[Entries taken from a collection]
_ _ _

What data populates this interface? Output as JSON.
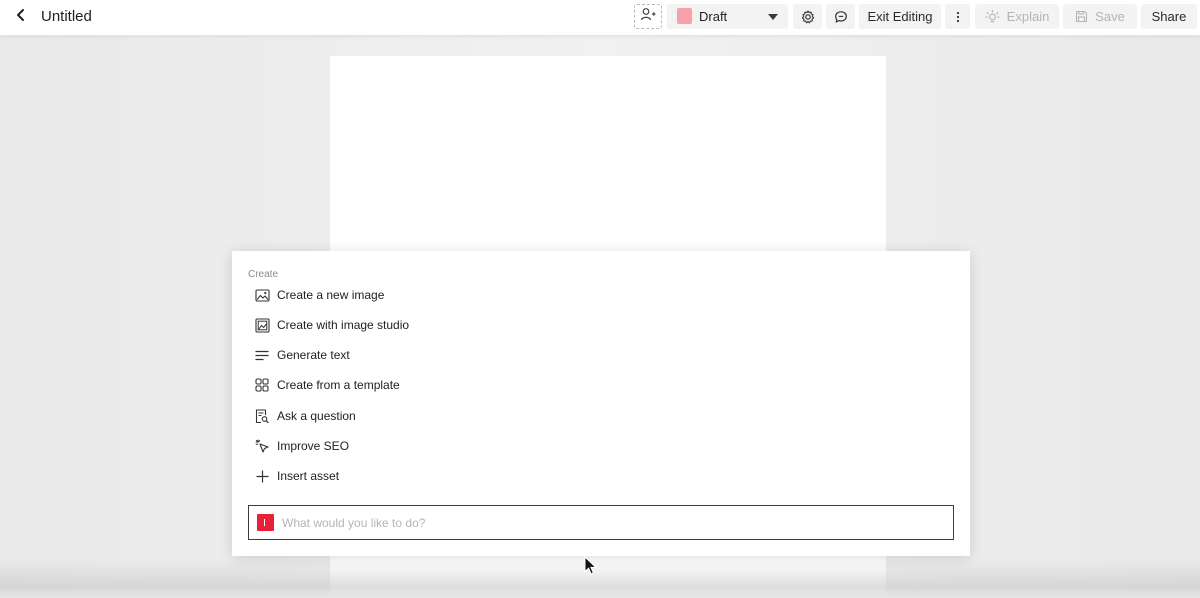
{
  "header": {
    "title": "Untitled",
    "status": {
      "label": "Draft",
      "swatch_color": "#f7a1ad"
    },
    "buttons": {
      "exit_editing": "Exit Editing",
      "explain": "Explain",
      "save": "Save",
      "share": "Share"
    },
    "icons": {
      "back": "chevron-left-icon",
      "add_user": "add-user-icon",
      "settings": "gear-icon",
      "comments": "comment-icon",
      "more": "more-vertical-icon",
      "explain": "lightbulb-icon",
      "save": "save-icon"
    }
  },
  "create_panel": {
    "heading": "Create",
    "items": [
      {
        "label": "Create a new image",
        "icon": "image-icon"
      },
      {
        "label": "Create with image studio",
        "icon": "image-studio-icon"
      },
      {
        "label": "Generate text",
        "icon": "text-lines-icon"
      },
      {
        "label": "Create from a template",
        "icon": "template-grid-icon"
      },
      {
        "label": "Ask a question",
        "icon": "document-search-icon"
      },
      {
        "label": "Improve SEO",
        "icon": "sparkle-cursor-icon"
      },
      {
        "label": "Insert asset",
        "icon": "plus-icon"
      }
    ],
    "prompt": {
      "placeholder": "What would you like to do?",
      "value": "",
      "badge_color": "#e8203a"
    }
  }
}
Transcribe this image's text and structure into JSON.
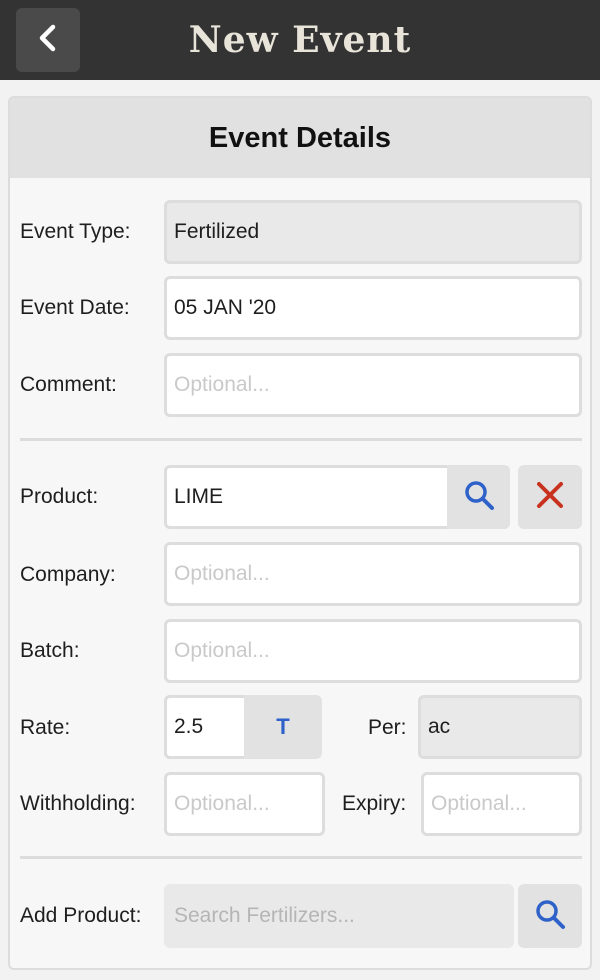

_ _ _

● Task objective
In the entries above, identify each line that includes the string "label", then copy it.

● Result of this task
      "label": "Draft",
        "label": "Create a new image",
        "label": "Create with image studio",
        "label": "Generate text",
        "label": "Create from a template",
        "label": "Ask a question",
        "label": "Improve SEO",
        "label": "Insert asset",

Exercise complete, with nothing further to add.